CBS will take a pounding if it rewards former CEO

As CBS awaits the results of an independent investigation into allegations of sexual harassment against former CEO Les Moonves, the possibility of a $100 million-plus severance package is roiling public debate over the culture of corporate America.

CBS is attempting to temper the growing anger with a pledge of $20 million to “charitable organizations that support the #MeToo movement and equality for women in the workplace.” But the company will suffer the wrath of all fair-minded Americans if it gives Moonves, one of the most powerful figures in the entertainment industry, a parting gift of $120 million.

Indeed, a shareholder lawsuit has been filed against CBS in the aftermath of the latest New Yorker article in which six women accuse Moonves of harassment or assault. A previous article detailed other alleged incidents of predatory behavior.

The former CEO has denied the “appalling accusations” and says they are “untrue.” He did admit to “consensual relations” with three of the women cited in the second article.

But while CBS waits for the results of the investigation, there are calls for Moonves’ imprisonment or, at the very least, economic sanctions.

“As an employee of CBS, I would just like to say that Les Moonves should be fired without getting a [expletive] dollar. The actions described … are those of sexual assault and shame on anyone else in the corporation who knew about his crimes,” Rachel Bloom, actor and star of the comedy-drama series “Crazy Ex-Girlfriend,” wrote on Twitter.

To understand the public’s deep resentment toward corporate America’s willingness to reward misbehavior by top executives, read journalist John Gallagher’s in-depth article published in the Detroit Free Press in June.

Gallagher looks at the severance packages of prominent CEOs who departed under dark clouds of misbehavior or incompetence.

The article opens with the case of Tim Leuliette, a longtime auto industry executive in metro Detroit, who was asked to resign but still demanded $61 million in a separation package.

This after the company disclosed that Leuliette had been caught downloading pronography and information about prostitutes onto his company devices and posting obscene messages and pictures on social media, Gallagher reported.

Visteon, an auto supplier network, sought to deny him the $61 million and the dispute went to arbitration.

Shockingly, an arbitrator awarded Leuliette more than $16 million.

Here’s how the reporter addressed the arbitrator’s award:

“Now, think about that: A CEO is fired by his company, gets caught downloading porn and other objectionable material to his company devices, and he still walks away with $16 million.

“It raises the question: How badly does a CEO have to screw up to walk away with zero?”


Then there’s the case of John Stumpf, who retired from Wells Fargo in the midst of the scandal where company workers created fake accounts using real customers’ data.
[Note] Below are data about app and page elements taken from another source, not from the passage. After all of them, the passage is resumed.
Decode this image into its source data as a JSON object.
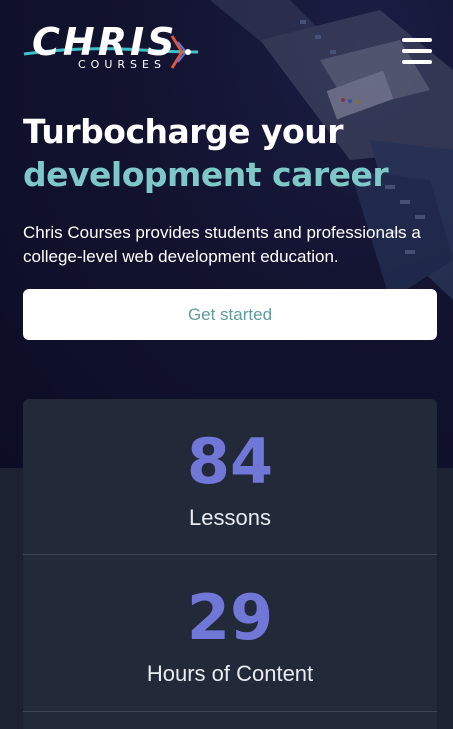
{
  "brand": {
    "logo_main": "CHRIS",
    "logo_sub": "COURSES"
  },
  "header": {
    "menu_icon": "hamburger-menu-icon"
  },
  "hero": {
    "title_line1": "Turbocharge your",
    "title_line2": "development career",
    "description": "Chris Courses provides students and professionals a college-level web development education.",
    "cta_label": "Get started"
  },
  "stats": [
    {
      "value": "84",
      "label": "Lessons"
    },
    {
      "value": "29",
      "label": "Hours of Content"
    }
  ],
  "colors": {
    "accent_teal": "#7fc8c8",
    "stat_purple": "#7177d6",
    "hero_bg": "#0e0f2a",
    "card_bg": "#222938"
  }
}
Stumpf, who was making almost $20 million a year, walked away with more than $130 million, the Detroit Free Press’ article revealed.

The paper also focused on Marissa Mayer, who as CEO of Yahoo! was criticized for failing to turn around the tech company’s declining fortunes. Mayer pocketed about $260 million in severance when she left last year.

The huge gap between what top executives earn and what workers take home is nothing short of scandalous. Even more disconcerting is the fact that many CEOs have not been paragons of virtue or examples of business competence.

Consider this observation from the Free Press’ Gallagher:

“Everyone accepts, more or less, that a boss makes more money than a line worker or an office temp. But should a CEO make several hundred times as much?

“That’s the sort of disparity common in corporate America today. If a CEO makes $20 million a year, hardly uncommon at major companies, an ordinary worker earning the nation’s median household income of about $59,000 would have to work nearly 400 years to collect what the boss makes. It’s unjust, and it’s getting worse.”

We would add that such disparity is bad for the nation’s economy – and psyche.

It’s time that the shareholders, who ultimately are paying the price for such greed at the upper echelons of corporate America, speak up.

As the Detroit Free Press points out, “Shareholders are getting taken for a ride. These compensation and separation packages are nothing more than looting of shareholders’ equity by those at the top.”

CBS should fire Moonves and, thus, avoid paying the $120 million in severance.